Bitcoin, the first and biggest cryptocurrency, suddenly shook off months of little activity today with a 14% surge that took its value back above $5000 for the first time since last November. There is not yet any obvious catalyst for the leap in value but it has again sparked interest in Bitcoin following months of uncharacteristic calm in cryptocurrency markets.
Bitcoin spent 2018 sliding from the $20,000 peak hit at the end of the 2017 cryptocurrency bubble but steadfastly refused to give up all of those gains despite a 74% drop and many commentators calling the end of the market. The original cryptocurrency bottomed out in mid-December at around $3200, compared to $1000 at the beginning of 2017.
After recovering to around $4000, the first three months of 2019 were ones of remarkably low volatility until earlier today when a sudden surge took Bitcoin’s price back to $5000 on some exchanges. Coinmarketcap.com, the cryptocurrency market data service that collates prices across major exchanges puts the average at around $4800 approaching midday.

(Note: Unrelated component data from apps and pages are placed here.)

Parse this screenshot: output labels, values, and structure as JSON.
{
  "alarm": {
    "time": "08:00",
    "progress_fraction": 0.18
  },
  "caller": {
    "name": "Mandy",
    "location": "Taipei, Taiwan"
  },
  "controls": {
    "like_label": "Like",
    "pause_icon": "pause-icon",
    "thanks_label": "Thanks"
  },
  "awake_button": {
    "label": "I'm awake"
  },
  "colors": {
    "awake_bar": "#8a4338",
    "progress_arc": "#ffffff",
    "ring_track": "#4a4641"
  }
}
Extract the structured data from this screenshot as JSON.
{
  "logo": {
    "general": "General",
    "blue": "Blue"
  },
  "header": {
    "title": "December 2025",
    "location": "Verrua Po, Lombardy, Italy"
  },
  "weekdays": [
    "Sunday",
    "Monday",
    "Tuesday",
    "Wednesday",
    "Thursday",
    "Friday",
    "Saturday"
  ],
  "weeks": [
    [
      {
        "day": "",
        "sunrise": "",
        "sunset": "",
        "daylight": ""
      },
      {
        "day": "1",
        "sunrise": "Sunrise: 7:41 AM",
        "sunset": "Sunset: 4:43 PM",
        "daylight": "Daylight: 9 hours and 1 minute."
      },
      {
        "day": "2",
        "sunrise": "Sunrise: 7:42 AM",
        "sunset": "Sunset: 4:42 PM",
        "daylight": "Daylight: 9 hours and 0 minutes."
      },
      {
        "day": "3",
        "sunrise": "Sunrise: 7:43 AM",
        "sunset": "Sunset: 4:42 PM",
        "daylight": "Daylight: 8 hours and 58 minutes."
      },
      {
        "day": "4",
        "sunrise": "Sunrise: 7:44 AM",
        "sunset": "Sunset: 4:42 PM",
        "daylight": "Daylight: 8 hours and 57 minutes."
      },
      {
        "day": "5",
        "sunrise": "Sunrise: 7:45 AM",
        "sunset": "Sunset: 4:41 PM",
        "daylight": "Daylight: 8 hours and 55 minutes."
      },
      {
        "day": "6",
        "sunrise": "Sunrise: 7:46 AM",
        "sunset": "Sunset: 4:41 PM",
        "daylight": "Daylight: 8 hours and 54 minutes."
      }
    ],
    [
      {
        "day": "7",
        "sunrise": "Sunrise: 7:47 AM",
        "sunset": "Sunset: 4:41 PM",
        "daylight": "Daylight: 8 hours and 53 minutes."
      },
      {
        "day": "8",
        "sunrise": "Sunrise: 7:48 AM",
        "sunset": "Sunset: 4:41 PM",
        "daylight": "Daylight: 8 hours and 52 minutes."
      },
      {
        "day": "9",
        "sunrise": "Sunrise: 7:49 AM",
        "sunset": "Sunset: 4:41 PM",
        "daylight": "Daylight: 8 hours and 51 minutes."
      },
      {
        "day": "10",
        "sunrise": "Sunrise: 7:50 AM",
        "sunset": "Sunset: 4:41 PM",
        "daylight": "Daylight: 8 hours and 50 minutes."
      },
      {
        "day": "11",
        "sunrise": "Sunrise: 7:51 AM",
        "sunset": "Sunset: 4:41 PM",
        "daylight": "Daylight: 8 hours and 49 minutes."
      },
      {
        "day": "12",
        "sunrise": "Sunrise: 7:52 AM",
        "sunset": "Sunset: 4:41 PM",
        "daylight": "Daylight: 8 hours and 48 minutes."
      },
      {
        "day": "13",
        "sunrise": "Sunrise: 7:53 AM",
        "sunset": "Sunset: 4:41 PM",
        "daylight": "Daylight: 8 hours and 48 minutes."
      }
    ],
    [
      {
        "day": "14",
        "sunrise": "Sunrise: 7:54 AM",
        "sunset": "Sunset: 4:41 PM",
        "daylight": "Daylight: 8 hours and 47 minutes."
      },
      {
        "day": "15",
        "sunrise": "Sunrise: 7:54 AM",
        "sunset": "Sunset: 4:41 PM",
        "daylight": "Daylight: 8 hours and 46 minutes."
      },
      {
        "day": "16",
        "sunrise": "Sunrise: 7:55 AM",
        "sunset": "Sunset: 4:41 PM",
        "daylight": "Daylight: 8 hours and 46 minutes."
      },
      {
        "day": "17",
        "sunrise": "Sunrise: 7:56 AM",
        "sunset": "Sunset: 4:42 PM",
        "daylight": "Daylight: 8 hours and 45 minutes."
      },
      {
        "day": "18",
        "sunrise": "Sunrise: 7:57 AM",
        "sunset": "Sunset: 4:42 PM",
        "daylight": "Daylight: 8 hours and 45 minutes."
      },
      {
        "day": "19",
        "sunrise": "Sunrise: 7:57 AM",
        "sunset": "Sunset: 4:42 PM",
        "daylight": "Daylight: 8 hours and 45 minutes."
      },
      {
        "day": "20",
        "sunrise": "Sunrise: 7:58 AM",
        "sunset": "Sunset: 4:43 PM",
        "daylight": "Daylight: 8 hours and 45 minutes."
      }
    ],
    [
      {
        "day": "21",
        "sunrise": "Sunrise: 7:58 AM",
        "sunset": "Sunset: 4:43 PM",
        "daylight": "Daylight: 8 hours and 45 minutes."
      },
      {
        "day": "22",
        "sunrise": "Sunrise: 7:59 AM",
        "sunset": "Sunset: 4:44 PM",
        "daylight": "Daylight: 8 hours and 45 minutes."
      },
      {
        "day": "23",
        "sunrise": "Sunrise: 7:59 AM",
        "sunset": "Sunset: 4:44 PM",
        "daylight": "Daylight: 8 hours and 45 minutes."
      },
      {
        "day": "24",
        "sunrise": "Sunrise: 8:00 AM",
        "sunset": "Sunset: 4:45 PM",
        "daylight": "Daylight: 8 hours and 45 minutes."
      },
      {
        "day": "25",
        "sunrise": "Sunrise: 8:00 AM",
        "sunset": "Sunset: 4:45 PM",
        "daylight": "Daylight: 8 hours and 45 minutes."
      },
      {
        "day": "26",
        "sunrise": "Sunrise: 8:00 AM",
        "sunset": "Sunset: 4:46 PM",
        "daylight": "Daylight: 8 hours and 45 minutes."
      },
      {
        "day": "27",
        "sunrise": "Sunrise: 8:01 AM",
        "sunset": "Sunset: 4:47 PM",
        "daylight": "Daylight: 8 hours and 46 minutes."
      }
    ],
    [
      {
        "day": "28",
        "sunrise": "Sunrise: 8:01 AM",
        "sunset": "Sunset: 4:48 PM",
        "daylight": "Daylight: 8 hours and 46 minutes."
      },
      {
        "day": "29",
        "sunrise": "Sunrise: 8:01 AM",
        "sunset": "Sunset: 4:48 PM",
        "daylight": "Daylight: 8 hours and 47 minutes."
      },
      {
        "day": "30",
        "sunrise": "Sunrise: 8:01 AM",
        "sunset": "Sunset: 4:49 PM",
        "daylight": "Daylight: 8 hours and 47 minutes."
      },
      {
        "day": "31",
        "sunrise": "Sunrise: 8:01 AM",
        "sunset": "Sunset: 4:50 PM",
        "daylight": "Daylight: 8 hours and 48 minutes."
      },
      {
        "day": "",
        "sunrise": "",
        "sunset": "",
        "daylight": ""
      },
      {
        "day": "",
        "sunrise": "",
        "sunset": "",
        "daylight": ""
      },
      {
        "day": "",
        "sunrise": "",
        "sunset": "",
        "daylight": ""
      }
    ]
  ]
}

The surge took place over less than an hour and dragged the rest of the wider cryptocurrency market up with Bitcoin. The total market capitalisation of all of the cryptocurrencies tracked by Coinmarketcap.com added a whopping $17 billion in less than sixty minutes.
Volatility has always been a feature of the market for Bitcoin and other cryptocurrencies but not over the first quarter of 2019. However, Bitcoin is still a small market in comparison to mainstream financial markets. That means big buy, sell or short moves can quickly lead to spikes or crashes, suggesting someone(s) somewhere bought a lot of Bitcoin this morning. That raises the question who and why?
One theory is an April Fool’s Day story stating the SEC had approved a Bitcoin ETF. Several have been rejected over the past several months. But that, if bought by enough people, would have been expected to see the price rise over several hours rather than spike so suddenly. Unless one particularly wealthy individual was suckered in and bought a huge volume of Bitcoin.
Jokes aside, there is still hope that a Bitcoin ETF will finally be approved by the SEC at some point over the next couple of years, though it doesn’t appear likely in the immediate future. The cryptocurrency, or another more technologically advanced alternative that doesn’t yet exist, might still have a major future in one form or another.
NYSE-owner Intercontinental Exchange, one of the biggest securities exchange companies in the world, is planning a regulated Bitcoin exchange called Bakkt. It is planned for Baakt to offer one-day physically-settled Bitcoin futures contracts in a move that would potentially open the door to institutional investors and bring cryptocurrencies into the mainstream. While the launch has been repeatedly delayed due to regulatory hurdles, those investing online in Bitcoin are hopeful, if and when Bakkt finally happens, it will mark the beginning of a more mature, stable market for the cryptocurrency.